February 17, 2021
The Department of Justice Feb. 17 unsealed a federal indictment charging three North Korean computer programmers with participating in a wide-ranging criminal conspiracy to conduct a series of destructive cyberattacks, to steal and extort more than $1.3 billion from financial institutions and companies, including Sony Pictures and AMC Theatres.
The indictment alleges a broad array of criminal cyber activities undertaken by the conspiracy, in the United States and abroad, for revenge or financial gain. The schemes included a destructive cyberattack on Sony Pictures Entertainment in November 2014 in retaliation for The Interview, a movie comedy that depicted a fictional assassination of North Korean leader Kim Jong Un.
The attack resulted in the release of confidential emails and sensitive information from the studio, executives and other employees, leading to the departure of co-chairman Amy Pascal.
The hackers also targeted AMC Theatres, which was scheduled to screen the movie in December; and a 2015 intrusion into Mammoth Screen, which was producing a fictional TV series involving a British nuclear scientist taken prisoner in DPRK.
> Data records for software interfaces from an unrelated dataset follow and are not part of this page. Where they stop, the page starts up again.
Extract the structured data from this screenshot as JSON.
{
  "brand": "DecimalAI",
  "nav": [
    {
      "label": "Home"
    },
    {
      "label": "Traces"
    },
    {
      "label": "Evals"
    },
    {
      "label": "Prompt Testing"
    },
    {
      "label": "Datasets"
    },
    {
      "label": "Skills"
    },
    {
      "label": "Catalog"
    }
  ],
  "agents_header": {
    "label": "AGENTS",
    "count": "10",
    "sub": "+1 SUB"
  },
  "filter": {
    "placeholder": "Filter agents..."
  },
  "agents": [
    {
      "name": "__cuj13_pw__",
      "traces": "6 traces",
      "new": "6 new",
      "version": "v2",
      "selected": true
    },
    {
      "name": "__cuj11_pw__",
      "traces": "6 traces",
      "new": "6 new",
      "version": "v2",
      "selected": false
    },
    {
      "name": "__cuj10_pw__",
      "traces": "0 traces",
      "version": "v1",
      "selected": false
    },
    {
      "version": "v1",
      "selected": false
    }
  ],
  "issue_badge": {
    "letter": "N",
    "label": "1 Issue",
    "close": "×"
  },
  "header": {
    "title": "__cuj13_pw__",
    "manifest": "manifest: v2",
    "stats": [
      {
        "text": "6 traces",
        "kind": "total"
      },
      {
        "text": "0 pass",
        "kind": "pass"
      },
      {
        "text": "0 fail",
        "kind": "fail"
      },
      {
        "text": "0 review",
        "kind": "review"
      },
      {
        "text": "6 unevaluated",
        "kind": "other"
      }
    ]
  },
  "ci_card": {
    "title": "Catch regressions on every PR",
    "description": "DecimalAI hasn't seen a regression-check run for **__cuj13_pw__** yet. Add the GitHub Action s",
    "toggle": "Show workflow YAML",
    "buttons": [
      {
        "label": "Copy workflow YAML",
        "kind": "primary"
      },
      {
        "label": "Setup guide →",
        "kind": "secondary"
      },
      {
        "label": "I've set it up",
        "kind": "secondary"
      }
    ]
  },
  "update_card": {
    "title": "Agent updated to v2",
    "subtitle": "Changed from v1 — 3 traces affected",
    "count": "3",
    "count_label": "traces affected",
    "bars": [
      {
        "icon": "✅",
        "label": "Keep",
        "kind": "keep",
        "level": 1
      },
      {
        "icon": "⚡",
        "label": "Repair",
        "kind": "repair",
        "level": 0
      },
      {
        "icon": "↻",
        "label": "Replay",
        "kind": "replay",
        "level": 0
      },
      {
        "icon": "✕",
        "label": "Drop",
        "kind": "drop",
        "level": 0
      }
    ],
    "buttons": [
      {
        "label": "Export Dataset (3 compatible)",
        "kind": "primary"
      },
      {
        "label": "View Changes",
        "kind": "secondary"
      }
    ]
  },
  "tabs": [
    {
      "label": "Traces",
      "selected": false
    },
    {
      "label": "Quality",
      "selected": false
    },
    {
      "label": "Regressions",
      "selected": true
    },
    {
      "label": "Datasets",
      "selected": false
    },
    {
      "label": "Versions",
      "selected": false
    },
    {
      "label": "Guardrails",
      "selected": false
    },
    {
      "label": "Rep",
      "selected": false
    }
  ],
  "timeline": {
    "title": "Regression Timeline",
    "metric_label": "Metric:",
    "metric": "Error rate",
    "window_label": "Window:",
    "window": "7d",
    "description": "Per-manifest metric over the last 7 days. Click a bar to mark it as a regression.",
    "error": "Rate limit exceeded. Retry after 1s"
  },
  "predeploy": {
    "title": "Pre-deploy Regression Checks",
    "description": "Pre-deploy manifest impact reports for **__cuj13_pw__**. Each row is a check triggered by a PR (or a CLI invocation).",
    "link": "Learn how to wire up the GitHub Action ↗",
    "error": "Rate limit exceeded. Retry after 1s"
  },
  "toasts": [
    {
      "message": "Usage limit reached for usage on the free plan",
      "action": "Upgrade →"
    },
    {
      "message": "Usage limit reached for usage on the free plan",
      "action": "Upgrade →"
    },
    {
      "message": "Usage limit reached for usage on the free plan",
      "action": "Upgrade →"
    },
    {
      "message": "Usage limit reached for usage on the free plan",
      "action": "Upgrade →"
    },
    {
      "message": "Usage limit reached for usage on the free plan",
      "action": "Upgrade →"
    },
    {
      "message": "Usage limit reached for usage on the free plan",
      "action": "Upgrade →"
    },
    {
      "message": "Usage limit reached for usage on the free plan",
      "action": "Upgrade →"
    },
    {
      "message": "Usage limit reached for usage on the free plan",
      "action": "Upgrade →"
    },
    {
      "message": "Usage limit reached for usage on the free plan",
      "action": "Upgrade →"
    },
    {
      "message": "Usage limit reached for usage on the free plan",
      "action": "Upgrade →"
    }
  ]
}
Named in the indictment, filed Dec. 8, 2020, in the U.S. District Court in Los Angeles, Jon Chang Hyok, 31; Kim Il, 27; and Park Jin Hyok, 36 — all alleged members of units of the Reconnaissance General Bureau (RGB), a military intelligence agency of the Democratic People’s Republic of Korea (DPRK), which engaged in criminal in a single conspiracy to cause damage, steal data and money, and otherwise further the strategic and financial interests of the DPRK government and its leader, Kim Jong Un.
The North Korean military hacking units are known by multiple names in the cybersecurity community, including Lazarus Group and Advanced Persistent Threat 38, according to the DOJ. Park was previously charged in a criminal complaint unsealed in September 2018.
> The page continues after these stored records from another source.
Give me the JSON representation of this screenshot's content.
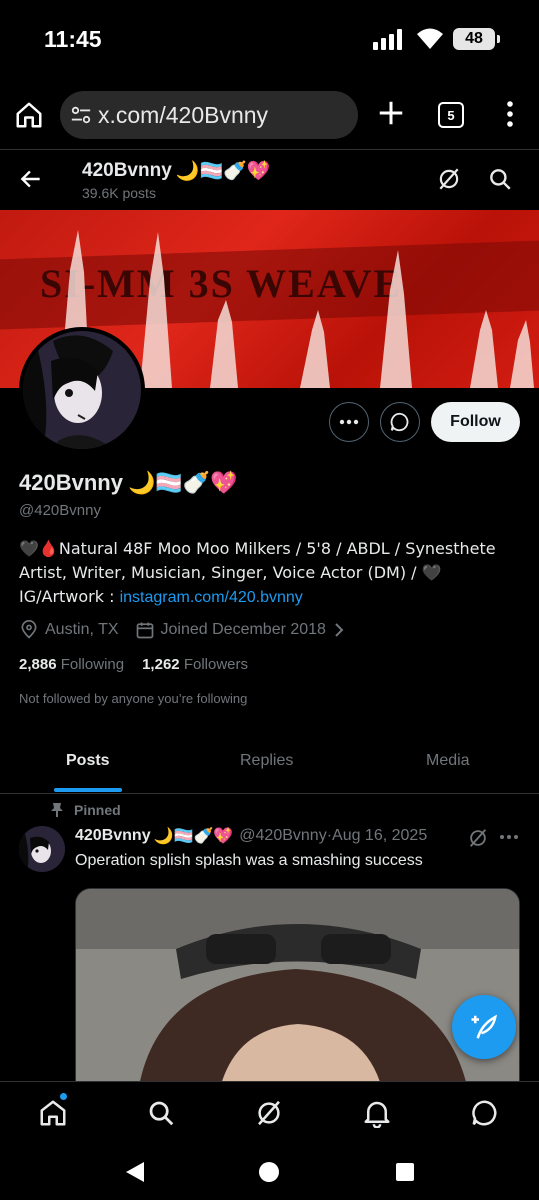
{
  "status_bar": {
    "time": "11:45",
    "battery": "48"
  },
  "browser": {
    "url": "x.com/420Bvnny",
    "tab_count": "5"
  },
  "header": {
    "name": "420Bvnny",
    "name_emojis": "🌙🏳️‍⚧️🍼💖",
    "posts_count": "39.6K posts"
  },
  "banner": {
    "text": "SI-MM 3S WEAVE"
  },
  "actions": {
    "follow_label": "Follow"
  },
  "profile": {
    "display_name": "420Bvnny",
    "name_emojis": "🌙🏳️‍⚧️🍼💖",
    "handle": "@420Bvnny",
    "bio_text": "🖤🩸Natural 48F Moo Moo Milkers / 5'8 / ABDL / Synesthete Artist, Writer, Musician, Singer, Voice Actor (DM) / 🖤 IG/Artwork : ",
    "bio_link": "instagram.com/420.bvnny",
    "location": "Austin, TX",
    "joined": "Joined December 2018",
    "following_count": "2,886",
    "following_label": "Following",
    "followers_count": "1,262",
    "followers_label": "Followers",
    "not_followed": "Not followed by anyone you’re following"
  },
  "tabs": [
    {
      "label": "Posts",
      "active": true
    },
    {
      "label": "Replies",
      "active": false
    },
    {
      "label": "Media",
      "active": false
    }
  ],
  "post": {
    "pinned_label": "Pinned",
    "author_name": "420Bvnny",
    "author_emojis": "🌙🏳️‍⚧️🍼💖",
    "author_handle": "@420Bvnny",
    "separator": " · ",
    "date": "Aug 16, 2025",
    "text": "Operation splish splash was a smashing success"
  },
  "icons": {
    "home": "home-icon",
    "search": "search-icon",
    "grok": "grok-icon",
    "notifications": "bell-icon",
    "messages": "message-icon",
    "compose": "compose-icon"
  },
  "colors": {
    "accent": "#1d9bf0",
    "background": "#000000",
    "text": "#e7e9ea",
    "muted": "#71767b"
  }
}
“As laid out in today’s indictment, North Korea’s operatives, using keyboards rather than guns, stealing digital wallets of cryptocurrency instead of sacks of cash, are the world’s leading bank robbers,” Assistant Attorney General John C. Demers of the Justice Department’s National Security Division, said in a statement. “The Department will continue to confront malicious nation state cyber activity with our unique tools and work with our fellow agencies and the family of norms abiding nations to do the same.”
The indictment expands upon the FBI’s 2018 charges for the cyberattacks conducted by the North Korea to extract revenge and obtain money to prop up its regime.
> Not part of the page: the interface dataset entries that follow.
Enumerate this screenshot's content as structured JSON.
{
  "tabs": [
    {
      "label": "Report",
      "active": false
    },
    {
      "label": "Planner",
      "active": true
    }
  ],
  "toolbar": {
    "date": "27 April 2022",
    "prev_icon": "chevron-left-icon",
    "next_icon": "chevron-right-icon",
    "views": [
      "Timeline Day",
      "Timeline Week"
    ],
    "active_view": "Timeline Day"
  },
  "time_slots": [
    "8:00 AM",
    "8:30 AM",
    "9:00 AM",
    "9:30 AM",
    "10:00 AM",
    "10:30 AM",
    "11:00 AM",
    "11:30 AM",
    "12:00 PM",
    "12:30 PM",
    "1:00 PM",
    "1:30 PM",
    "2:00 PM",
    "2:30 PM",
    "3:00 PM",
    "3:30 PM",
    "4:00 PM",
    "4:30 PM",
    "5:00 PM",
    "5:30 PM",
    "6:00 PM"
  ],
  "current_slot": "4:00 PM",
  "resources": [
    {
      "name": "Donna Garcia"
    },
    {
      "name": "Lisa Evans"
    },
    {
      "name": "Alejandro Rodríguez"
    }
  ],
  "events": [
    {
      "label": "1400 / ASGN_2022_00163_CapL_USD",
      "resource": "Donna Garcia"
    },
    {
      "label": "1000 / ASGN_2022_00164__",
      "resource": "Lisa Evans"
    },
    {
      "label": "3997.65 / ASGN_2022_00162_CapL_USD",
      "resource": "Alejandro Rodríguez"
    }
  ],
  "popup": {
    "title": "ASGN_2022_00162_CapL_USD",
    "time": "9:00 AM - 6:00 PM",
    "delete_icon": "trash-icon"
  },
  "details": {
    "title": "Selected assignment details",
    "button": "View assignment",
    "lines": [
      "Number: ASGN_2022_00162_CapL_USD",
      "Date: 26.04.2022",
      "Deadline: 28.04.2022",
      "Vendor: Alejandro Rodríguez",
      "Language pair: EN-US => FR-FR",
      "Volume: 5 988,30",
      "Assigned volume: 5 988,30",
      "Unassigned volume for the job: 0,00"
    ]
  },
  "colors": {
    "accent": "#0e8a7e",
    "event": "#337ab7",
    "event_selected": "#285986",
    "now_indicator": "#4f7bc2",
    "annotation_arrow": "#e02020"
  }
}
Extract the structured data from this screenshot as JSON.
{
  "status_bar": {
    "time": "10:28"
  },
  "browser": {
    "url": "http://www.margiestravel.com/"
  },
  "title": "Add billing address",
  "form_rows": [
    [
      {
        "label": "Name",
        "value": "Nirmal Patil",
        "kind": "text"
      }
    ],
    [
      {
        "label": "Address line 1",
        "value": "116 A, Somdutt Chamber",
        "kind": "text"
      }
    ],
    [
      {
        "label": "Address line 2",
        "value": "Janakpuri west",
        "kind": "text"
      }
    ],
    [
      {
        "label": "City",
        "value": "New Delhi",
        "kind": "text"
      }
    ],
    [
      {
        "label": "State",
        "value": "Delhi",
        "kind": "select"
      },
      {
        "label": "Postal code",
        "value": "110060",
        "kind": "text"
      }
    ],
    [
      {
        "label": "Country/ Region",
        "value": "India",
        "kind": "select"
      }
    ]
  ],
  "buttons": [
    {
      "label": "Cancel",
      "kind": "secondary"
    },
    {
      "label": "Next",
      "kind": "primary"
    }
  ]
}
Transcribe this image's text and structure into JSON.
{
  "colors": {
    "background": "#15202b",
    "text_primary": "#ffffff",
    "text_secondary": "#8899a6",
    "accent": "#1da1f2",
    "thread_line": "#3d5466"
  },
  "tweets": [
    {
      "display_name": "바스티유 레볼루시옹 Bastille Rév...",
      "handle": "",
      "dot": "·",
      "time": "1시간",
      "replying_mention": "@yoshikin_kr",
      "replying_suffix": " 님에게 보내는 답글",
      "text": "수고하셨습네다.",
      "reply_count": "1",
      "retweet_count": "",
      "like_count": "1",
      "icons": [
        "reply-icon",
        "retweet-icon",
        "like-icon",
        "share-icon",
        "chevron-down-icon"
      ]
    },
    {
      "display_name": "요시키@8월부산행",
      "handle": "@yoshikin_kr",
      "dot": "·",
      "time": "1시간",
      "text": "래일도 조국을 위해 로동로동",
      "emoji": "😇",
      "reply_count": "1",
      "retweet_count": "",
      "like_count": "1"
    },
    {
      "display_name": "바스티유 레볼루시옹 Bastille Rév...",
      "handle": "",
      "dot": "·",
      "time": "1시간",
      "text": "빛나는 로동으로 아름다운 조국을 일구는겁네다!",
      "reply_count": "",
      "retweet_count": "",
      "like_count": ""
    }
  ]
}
“The ongoing targeting, compromise, and cyber-enabled theft by North Korea from global victims was met with the outstanding, persistent investigative efforts of the FBI in close collaboration with U.S. and foreign partners,” said FBI Deputy Director Paul Abbate. “By arresting facilitators, seizing funds, and charging those responsible for the hacking conspiracy, the FBI continues to impose consequences and hold North Korea accountable for its/their criminal cyber activity.”